Carnitine acetyltransferase (CrAT) is a freely reversible mitochondrial matrix enzyme that catalyzes the exchange of short-chain acyl groups between CoA and carnitine. Unlike their acyl-CoA counterparts, acylcarnitines can traverse cellular membranes. Accordingly, the interconversion between these molecules can potentially impact cellular, and perhaps inter-tissue carbon trafficking. The primary substrate of CrAT, acetyl-CoA, holds a prominent position in intermediary metabolism as the two-carbon universal end product of fatty acid, glucose and amino acid oxidation. As its major metabolic fate, acetyl-CoA typically enters the tricarboxylic acid (TCA) cycle where it drives production of reducing equivalents that in turn fuel the electron transport chain. CrAT purportedly acts to export excess carbon fuels from the mitochondria during conditions wherein the production of short-chain acyl-CoAs exceeds TCA cycle flux. By doing so, this reaction is thought to play a key role in regenerating free CoA, modulating mitochondrial acetyl-CoA/CoA balance and relieving acetyl-CoA-mediated inhibition of pyruvate dehydrogenase (PDH), the committed step in glucose oxidation. Mounting evidence from our laboratory suggest that CrAT plays a critical role in regulating whole body substrate selection and glucose tolerance;and that CrAT inactivity might contribute to obesity- and age-related metabolic dysfunction. This NRSA application proposes to elucidate the role of this enzyme in regulating whole body and mitochondrial energy homeostasis utilizing immunoaffinity purification techniques and physiological characterizations of genetic mouse models. First, we will test the hypothesis that one of the mechanisms through which CrAT controls energy metabolism is by regulating nuclear and/or non-nuclear protein acetylation. This is an important and timely line of investigation in light of the growing number of metabolic pathways that appear to be modulated by reversible acetylation. Second, we will use an inducible gene knockout approach to determine whether total body loss of CrAT negates the antidiabetic actions of carnitine therapy.

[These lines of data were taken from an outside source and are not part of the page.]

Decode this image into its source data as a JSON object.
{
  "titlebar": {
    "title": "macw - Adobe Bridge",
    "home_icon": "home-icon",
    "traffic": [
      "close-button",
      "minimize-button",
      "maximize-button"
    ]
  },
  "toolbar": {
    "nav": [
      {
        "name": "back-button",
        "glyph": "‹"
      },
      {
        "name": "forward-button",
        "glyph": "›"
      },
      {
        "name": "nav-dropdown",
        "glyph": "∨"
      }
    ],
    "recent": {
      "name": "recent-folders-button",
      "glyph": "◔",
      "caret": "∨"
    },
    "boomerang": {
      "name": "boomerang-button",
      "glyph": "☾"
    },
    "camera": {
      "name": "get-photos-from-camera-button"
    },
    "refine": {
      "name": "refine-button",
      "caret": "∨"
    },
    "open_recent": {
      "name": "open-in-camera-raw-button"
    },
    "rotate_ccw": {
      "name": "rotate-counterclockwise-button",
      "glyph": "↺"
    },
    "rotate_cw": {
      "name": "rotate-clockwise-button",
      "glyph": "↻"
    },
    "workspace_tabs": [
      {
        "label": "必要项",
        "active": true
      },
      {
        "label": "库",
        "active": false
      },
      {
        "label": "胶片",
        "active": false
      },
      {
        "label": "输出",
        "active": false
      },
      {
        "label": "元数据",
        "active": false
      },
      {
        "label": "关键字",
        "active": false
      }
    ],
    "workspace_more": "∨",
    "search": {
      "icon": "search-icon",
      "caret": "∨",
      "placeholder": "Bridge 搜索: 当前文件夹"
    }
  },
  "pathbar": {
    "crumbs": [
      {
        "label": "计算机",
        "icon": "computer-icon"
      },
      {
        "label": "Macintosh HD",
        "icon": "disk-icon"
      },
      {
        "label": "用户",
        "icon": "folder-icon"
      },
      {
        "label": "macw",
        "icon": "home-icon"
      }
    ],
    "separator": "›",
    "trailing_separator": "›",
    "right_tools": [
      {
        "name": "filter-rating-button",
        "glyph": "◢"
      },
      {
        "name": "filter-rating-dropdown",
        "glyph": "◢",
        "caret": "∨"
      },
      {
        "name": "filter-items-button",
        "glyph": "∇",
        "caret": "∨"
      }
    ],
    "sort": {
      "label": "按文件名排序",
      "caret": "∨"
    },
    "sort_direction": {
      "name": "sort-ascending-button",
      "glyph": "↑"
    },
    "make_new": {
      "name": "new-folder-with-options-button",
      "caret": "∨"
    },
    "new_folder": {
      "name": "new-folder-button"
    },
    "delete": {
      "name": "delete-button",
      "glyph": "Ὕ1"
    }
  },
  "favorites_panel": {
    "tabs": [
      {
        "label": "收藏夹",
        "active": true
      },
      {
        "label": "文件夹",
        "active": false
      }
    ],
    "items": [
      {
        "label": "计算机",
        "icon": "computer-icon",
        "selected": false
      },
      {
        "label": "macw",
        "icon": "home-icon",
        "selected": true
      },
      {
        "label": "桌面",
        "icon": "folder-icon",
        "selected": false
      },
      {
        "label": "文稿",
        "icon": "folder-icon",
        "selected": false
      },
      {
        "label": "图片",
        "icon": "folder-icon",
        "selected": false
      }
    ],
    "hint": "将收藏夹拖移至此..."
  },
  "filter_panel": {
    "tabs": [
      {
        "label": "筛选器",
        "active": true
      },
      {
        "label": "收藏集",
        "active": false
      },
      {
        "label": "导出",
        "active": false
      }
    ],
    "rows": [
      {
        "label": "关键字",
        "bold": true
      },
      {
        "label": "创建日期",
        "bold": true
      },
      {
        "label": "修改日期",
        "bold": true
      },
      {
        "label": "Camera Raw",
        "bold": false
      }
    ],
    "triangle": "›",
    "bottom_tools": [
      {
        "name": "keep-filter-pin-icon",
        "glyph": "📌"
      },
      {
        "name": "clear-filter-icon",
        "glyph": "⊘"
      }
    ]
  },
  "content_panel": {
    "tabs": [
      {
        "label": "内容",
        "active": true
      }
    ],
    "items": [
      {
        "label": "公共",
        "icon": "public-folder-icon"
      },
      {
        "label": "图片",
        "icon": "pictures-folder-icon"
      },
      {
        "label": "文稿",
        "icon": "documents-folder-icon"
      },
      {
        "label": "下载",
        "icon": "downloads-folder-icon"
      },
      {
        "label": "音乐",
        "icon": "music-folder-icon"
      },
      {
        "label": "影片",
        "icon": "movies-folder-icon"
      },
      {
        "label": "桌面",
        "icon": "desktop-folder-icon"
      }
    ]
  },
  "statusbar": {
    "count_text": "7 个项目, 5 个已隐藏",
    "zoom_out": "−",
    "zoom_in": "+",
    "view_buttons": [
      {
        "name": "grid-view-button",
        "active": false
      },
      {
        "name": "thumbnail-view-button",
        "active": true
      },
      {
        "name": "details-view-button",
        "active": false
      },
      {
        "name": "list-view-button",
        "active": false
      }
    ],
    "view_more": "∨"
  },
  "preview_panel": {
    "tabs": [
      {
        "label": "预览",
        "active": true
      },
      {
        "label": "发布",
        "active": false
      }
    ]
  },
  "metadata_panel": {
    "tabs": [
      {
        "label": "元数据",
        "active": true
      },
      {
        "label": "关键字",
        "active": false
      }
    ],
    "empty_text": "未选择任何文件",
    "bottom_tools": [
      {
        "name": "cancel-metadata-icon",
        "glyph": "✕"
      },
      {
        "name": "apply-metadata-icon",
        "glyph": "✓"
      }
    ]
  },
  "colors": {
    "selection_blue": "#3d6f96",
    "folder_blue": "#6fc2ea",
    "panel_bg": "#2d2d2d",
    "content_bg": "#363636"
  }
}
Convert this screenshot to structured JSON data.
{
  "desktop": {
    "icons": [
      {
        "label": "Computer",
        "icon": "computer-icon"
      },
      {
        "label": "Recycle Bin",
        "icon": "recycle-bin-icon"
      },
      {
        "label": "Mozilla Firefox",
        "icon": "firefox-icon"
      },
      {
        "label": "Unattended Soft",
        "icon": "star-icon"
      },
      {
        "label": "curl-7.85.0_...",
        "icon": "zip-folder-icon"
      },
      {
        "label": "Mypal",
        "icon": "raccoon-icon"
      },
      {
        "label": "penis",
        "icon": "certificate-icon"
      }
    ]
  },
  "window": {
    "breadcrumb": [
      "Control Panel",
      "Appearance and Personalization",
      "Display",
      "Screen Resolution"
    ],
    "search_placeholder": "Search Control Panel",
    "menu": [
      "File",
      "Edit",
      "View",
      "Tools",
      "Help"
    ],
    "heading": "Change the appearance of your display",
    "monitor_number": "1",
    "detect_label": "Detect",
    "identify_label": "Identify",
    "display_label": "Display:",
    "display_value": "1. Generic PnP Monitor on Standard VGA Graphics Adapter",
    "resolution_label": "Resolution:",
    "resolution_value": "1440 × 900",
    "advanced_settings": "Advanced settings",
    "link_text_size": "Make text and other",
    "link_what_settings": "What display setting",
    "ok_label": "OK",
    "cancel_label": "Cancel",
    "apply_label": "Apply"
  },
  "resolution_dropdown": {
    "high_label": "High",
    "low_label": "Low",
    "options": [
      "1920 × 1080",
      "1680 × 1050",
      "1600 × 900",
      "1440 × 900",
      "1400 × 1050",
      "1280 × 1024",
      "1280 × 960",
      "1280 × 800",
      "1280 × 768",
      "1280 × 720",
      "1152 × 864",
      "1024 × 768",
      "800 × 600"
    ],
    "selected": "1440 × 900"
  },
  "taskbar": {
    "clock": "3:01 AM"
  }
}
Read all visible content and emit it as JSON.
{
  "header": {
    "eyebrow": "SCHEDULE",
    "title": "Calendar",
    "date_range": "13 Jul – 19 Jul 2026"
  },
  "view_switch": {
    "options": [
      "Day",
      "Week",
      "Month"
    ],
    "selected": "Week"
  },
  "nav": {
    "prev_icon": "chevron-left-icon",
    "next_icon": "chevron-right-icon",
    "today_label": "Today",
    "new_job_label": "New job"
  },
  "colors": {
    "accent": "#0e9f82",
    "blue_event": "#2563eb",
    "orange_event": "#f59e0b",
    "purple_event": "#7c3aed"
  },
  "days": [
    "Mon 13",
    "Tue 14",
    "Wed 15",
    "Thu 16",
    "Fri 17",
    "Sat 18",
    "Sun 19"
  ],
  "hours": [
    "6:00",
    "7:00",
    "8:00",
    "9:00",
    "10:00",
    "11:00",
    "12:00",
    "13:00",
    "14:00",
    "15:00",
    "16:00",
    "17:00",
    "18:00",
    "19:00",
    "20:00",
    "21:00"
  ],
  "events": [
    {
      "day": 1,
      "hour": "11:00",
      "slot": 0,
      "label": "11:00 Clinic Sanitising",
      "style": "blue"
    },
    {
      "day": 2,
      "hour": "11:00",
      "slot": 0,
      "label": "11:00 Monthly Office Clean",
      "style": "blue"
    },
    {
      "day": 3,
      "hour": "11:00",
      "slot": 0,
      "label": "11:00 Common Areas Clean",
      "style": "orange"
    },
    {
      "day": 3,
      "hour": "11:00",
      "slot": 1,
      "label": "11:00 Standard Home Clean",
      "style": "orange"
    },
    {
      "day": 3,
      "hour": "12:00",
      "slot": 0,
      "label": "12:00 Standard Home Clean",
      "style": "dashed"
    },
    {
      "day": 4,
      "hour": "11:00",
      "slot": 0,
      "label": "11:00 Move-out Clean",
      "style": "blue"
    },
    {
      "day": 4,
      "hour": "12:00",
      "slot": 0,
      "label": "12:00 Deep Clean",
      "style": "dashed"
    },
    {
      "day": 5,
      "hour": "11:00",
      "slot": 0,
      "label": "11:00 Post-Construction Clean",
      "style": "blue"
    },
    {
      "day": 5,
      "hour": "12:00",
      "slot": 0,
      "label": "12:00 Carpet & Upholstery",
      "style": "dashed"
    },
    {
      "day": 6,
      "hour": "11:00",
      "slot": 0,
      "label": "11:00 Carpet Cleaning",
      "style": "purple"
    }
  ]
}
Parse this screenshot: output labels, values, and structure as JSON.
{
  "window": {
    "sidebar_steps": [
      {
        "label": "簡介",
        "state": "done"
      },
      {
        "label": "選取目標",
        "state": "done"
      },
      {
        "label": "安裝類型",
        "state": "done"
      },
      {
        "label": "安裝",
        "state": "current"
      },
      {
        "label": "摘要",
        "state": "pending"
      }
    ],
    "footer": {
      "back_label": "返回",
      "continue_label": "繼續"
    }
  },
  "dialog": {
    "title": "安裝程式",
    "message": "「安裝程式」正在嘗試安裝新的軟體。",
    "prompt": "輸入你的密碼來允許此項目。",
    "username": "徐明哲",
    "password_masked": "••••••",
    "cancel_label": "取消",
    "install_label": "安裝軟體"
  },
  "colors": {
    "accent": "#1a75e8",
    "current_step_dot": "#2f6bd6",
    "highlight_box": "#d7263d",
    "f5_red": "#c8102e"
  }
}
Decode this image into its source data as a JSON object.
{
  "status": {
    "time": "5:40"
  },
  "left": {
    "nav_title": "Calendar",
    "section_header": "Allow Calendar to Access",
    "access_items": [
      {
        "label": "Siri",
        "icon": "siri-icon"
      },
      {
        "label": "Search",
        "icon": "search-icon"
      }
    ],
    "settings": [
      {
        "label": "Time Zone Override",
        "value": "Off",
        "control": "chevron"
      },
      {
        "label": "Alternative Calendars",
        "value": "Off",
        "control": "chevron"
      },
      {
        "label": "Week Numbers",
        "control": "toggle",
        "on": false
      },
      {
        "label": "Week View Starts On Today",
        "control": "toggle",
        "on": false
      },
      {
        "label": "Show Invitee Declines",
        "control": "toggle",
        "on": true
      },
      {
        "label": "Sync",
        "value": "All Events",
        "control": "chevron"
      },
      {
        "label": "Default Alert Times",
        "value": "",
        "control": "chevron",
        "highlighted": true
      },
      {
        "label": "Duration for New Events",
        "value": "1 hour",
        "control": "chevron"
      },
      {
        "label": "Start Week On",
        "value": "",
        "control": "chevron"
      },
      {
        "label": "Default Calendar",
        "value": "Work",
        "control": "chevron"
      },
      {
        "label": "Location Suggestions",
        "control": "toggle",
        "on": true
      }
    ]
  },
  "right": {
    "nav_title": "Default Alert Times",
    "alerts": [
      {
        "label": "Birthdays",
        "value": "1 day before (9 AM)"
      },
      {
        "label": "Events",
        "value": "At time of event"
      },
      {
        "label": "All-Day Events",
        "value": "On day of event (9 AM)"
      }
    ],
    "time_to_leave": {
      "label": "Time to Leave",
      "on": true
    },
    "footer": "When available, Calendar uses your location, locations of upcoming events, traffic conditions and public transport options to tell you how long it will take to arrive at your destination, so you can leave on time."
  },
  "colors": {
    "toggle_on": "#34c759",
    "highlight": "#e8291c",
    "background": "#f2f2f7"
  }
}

These studies are expected to shed clinically relevant insights on the role of this enzyme in combating nutrient stress and metabolic disease.
The overarching goal of this project is to elucidate mechanisms through which supplemental L- carnitine improves glucose tolerance in obese and diabetic rodents. Results from the proposed studies are likely to yield new insights regarding the therapeutic properties of L-carnitine, a conditionally essential nutrient, while also advancing our understanding of why obesity increases risk of metabolic disorders such as type 2 diabetes. These are clinically relevant topics of intense scientific interest and controversy.